Journalism is a science: It’s the art and practice of proper sourcing and attributing, removing yourself so not to obscure your subject and the story. If bloggers want to cover themselves under the greater writing umbrella, there’s value in honoring those practices. In order to move forward, there must be a call for balance. Each approach carries its own brand of ego, but the term “blogger” doesn’t have to separate itself from the “journalist” label and vice versa.
So what does this mean for music blogging? As of now, who knows. What used to be a DIY approach has now been acquired, adopted and adapted by corporate behemoths in the dog-eat-dog world of the Internet. But a paradigm shift does not mean a demise.
Jacob Moore of Pigeons & Planes wraps up his story by telling his readers to start a blog anyways, despite all the arrows in his story pointing not to. His faith lies in the like-minded, passionate and savvy young writers who are sure to break through the surface and throw big corporations on their heads. “It wouldn’t be the first time,” he says, ever so succinctly.

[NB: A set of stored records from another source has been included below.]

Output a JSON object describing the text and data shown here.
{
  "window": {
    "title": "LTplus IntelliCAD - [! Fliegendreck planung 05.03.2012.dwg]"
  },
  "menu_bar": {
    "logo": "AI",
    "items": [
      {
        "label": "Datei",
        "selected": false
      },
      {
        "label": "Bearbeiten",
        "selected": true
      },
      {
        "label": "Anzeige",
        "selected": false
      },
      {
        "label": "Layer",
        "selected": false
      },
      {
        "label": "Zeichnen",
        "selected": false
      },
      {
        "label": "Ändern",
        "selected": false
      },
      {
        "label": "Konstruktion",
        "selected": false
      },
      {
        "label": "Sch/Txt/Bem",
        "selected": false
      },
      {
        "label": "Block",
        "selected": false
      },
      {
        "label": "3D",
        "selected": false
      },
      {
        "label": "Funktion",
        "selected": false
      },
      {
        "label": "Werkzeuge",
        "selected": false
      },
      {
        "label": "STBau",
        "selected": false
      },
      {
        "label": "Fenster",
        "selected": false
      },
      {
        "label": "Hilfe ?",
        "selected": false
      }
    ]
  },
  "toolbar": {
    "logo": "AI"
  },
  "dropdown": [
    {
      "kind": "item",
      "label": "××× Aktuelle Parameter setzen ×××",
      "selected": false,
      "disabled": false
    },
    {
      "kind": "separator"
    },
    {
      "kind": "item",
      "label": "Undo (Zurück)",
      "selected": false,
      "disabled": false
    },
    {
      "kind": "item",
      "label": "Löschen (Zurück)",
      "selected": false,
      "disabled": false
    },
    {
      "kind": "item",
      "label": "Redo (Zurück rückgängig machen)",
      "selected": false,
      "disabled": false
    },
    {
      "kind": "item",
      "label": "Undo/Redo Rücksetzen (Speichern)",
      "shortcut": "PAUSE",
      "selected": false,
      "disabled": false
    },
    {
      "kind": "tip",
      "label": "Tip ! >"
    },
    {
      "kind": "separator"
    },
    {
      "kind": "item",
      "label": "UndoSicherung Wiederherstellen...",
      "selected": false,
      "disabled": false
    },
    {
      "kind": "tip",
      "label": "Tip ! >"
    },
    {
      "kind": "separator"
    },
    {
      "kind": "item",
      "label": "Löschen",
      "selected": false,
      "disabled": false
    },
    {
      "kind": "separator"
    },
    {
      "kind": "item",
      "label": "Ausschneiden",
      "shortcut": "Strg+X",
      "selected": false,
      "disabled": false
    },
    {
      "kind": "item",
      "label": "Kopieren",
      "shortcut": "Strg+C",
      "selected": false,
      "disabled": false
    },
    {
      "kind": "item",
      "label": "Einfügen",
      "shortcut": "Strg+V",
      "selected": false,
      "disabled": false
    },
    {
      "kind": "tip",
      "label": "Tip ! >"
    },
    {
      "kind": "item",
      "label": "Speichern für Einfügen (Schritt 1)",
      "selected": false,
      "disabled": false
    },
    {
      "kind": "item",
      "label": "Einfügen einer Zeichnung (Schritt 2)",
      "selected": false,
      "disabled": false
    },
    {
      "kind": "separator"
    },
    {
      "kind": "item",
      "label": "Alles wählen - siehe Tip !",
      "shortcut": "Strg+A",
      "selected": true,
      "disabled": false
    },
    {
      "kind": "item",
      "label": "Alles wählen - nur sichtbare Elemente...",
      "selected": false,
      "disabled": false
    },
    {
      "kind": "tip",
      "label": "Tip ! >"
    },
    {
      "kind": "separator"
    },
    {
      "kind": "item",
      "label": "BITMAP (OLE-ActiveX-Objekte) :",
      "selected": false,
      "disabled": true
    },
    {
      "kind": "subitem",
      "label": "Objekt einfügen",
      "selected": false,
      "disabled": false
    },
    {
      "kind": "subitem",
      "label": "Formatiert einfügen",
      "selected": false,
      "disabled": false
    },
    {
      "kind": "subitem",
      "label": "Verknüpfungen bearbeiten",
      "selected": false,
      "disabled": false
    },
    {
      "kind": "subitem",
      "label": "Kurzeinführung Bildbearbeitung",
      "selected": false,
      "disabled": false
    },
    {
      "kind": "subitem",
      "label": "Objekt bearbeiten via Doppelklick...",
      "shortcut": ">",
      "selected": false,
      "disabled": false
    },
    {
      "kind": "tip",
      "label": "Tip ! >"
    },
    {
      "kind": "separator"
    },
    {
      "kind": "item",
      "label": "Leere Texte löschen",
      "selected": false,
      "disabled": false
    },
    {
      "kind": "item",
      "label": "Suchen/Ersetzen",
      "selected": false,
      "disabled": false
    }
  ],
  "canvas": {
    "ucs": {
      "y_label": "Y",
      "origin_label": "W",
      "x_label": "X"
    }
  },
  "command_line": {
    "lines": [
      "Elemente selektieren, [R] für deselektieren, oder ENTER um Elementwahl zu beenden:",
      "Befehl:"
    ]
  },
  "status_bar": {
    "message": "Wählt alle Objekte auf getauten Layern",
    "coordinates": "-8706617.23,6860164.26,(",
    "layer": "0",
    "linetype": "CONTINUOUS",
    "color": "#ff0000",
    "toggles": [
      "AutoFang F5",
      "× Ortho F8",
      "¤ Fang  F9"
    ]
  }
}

Even if music bloggers are a dying breed in the traditional approach, it wasn’t for a lack of trying. To the girl with a web-based dream and the next wave of entrepreneurs, I say run with your ideas! Learn from those that did it right and then rewrite the guidebook on how to do it all over to come out on top. Old heads like me will continue to roll our eyes, sigh and nod while we listen to you rattle about your next crazy idea but then we’ll likely finish up the edits on your very first draft.